Since the games were public spectacles, entrance was free. However, people needed tickets. The entry tickets told them which entrance to use and where to sit. Each arched entrance had a number carved above it. The number was matched to the entry ticket.
The design of Colosseum was so clever that fifty thousand hurrying people could enter, show their entry tickets, and be seated in 15 minutes.
The stands were divided into sections according to precise social categories. Emperor Augustus carefully regulated the separation of the different classes at all public spectacles.
The first section, the podium, was reserved for the senators, while the equites sat right above them in the frontrows of the first maenianum. Separation was ensured by inscriptions carved on the stands indicating the magistracies, priestly classes, social categories or ethnic groups which were to sit in a given place. One of the epigraphs that have been preserved designates the place reserved for foreign ambassadors and diplomats (called hospites), while another one refers to the ethnic origin Gaditanorum (from Cadiz). Other fragments document special seats for the young praetextati (youth who had no yet reached the age of manhood and thus of civic duties, and who wore the toga praetexta) or school teachers (paedagogipuerorum).
An important epigraphic text of A.D. 80 designates the seats reserved for the priestly Arval Brothers, which were separated and distinguished in the different sections (from the podium to the wooden stands) according to the rank held in the cult. The senators, however, had the privilege of personal seats, on which their full names were written, as attested by the inscribed blocks of marble now lying around the arena, but which were originally mounted along the edge of the podium as a parapet. On the front is the dedication for the restoration work on the stands carried out by the prefect of Rome.
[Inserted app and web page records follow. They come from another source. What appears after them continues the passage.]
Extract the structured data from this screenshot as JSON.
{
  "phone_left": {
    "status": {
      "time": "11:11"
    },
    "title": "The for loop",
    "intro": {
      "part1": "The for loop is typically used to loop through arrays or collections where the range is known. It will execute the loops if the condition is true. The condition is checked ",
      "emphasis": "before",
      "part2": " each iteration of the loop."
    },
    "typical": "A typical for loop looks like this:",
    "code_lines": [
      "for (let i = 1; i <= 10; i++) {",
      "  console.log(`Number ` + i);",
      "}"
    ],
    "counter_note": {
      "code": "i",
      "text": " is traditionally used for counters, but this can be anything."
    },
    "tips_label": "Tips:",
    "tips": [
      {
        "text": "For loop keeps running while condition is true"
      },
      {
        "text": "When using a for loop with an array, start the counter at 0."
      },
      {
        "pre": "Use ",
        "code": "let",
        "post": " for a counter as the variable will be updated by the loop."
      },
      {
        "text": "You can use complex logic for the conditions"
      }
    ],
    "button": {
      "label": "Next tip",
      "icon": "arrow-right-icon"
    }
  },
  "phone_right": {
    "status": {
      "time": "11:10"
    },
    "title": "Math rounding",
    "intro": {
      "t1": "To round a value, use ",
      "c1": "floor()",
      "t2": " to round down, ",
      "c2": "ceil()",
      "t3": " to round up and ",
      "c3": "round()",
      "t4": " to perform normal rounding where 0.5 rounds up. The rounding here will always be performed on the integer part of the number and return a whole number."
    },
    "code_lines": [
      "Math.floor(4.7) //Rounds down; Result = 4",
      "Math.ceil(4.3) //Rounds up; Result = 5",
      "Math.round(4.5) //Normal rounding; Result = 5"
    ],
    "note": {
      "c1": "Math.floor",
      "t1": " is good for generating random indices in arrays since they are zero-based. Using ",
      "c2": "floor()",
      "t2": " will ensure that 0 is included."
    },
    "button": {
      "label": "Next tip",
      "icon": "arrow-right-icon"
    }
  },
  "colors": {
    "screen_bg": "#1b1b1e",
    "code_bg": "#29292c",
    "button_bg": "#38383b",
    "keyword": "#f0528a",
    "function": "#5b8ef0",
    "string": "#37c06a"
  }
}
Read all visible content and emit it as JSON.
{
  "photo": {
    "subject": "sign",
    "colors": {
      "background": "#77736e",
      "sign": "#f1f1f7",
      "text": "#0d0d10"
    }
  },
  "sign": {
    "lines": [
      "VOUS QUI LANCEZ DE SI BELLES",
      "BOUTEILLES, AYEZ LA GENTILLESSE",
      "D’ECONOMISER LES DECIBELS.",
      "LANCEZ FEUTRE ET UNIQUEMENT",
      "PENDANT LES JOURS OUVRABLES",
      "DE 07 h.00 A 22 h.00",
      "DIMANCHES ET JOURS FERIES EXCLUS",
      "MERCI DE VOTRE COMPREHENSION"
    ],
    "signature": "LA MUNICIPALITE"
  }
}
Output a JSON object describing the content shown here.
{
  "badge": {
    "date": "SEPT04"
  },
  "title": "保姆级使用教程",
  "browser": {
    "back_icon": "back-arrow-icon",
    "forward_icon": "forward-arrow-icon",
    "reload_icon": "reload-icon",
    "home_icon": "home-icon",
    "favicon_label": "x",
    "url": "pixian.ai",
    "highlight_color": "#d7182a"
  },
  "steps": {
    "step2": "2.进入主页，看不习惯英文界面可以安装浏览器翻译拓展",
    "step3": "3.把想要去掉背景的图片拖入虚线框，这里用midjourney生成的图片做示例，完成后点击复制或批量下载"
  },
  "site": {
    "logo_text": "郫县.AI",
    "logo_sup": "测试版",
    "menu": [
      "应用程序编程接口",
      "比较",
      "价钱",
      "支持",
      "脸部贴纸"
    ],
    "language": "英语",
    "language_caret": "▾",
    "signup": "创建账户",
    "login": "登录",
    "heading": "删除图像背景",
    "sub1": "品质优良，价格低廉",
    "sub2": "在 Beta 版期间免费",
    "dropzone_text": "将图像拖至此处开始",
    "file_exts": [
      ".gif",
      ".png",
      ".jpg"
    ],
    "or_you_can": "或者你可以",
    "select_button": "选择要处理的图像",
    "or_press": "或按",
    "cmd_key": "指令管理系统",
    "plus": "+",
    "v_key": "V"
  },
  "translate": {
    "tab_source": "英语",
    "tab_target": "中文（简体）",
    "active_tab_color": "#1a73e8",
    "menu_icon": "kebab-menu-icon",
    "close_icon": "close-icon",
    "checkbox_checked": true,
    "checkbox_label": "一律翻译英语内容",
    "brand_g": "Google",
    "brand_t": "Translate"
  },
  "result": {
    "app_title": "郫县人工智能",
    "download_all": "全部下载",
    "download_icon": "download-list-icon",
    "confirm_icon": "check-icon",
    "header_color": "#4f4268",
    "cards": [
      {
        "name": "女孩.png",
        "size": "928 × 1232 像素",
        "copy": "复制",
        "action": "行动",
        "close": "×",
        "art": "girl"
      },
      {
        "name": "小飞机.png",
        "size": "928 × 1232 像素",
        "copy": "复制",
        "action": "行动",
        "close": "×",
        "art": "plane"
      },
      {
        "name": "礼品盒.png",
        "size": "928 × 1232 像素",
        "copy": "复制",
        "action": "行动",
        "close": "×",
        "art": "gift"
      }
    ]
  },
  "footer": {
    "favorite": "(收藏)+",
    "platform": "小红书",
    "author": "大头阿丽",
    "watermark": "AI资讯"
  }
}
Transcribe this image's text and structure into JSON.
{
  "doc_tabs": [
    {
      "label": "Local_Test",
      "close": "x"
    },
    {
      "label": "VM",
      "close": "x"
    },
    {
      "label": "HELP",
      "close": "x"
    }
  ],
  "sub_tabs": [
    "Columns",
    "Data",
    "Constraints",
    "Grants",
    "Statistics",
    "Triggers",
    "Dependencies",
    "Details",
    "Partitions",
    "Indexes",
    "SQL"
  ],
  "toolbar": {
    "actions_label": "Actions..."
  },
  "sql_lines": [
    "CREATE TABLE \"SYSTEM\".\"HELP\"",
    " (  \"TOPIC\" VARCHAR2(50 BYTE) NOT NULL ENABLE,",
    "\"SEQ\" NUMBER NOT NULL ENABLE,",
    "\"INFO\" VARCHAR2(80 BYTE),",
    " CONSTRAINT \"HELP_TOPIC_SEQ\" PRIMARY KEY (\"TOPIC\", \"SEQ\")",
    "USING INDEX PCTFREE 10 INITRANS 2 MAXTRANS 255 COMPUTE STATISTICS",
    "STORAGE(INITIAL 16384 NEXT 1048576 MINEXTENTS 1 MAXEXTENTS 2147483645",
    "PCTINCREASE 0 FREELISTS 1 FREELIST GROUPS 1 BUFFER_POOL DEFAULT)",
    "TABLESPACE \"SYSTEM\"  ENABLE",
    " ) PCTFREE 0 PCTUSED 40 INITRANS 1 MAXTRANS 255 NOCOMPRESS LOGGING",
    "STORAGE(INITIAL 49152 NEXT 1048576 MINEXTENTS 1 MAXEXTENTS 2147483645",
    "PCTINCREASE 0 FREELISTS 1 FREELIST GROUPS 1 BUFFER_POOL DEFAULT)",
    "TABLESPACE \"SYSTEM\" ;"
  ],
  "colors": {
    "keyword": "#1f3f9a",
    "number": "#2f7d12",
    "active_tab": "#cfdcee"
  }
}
Flavius Paulus in the middle of the fifth century, while on the back are epigraphs with the names of the different senators carved in on the seats belonging to them in the first row.
In other cases the names were carved on the upper edge of the marble seats and as the years went by were gradually rubbed off and replaced. Those that are still legible belong to the senatorial class of the late fifth century, the last one to attend the spectacles.
«Having been outraged by the insult to a senator who, at a crowded show in Puteoli, had not been offered a seat by anyone, [Augustus] ordered regulations to prevent the disorderly and haphazard distribution of seats. He had a senatorial decree issued providing that at every public performance the front row of seats be reserved for senators. He separated soldiers from civilians. He assigned special seats to married commoners and a special section to boys not yet come of age, as well as one to their tutors nearby. He banned badly dressed spectators from the best seats, and confined women to the highest rows, whereas they had previously sat together with men.
He assigned a separate section, facing the praetor’s box, to the Vestal Virgins. He did not allow any women at all to watch athletic contests. Indeed, when the crowd called for a boxing match during the Pontifical Games he postponed it until the following morning, and he issued an edict announcing that he did not want women to go to the theater before ten o‘clock»
(Suetonius, August, 44, 3-4).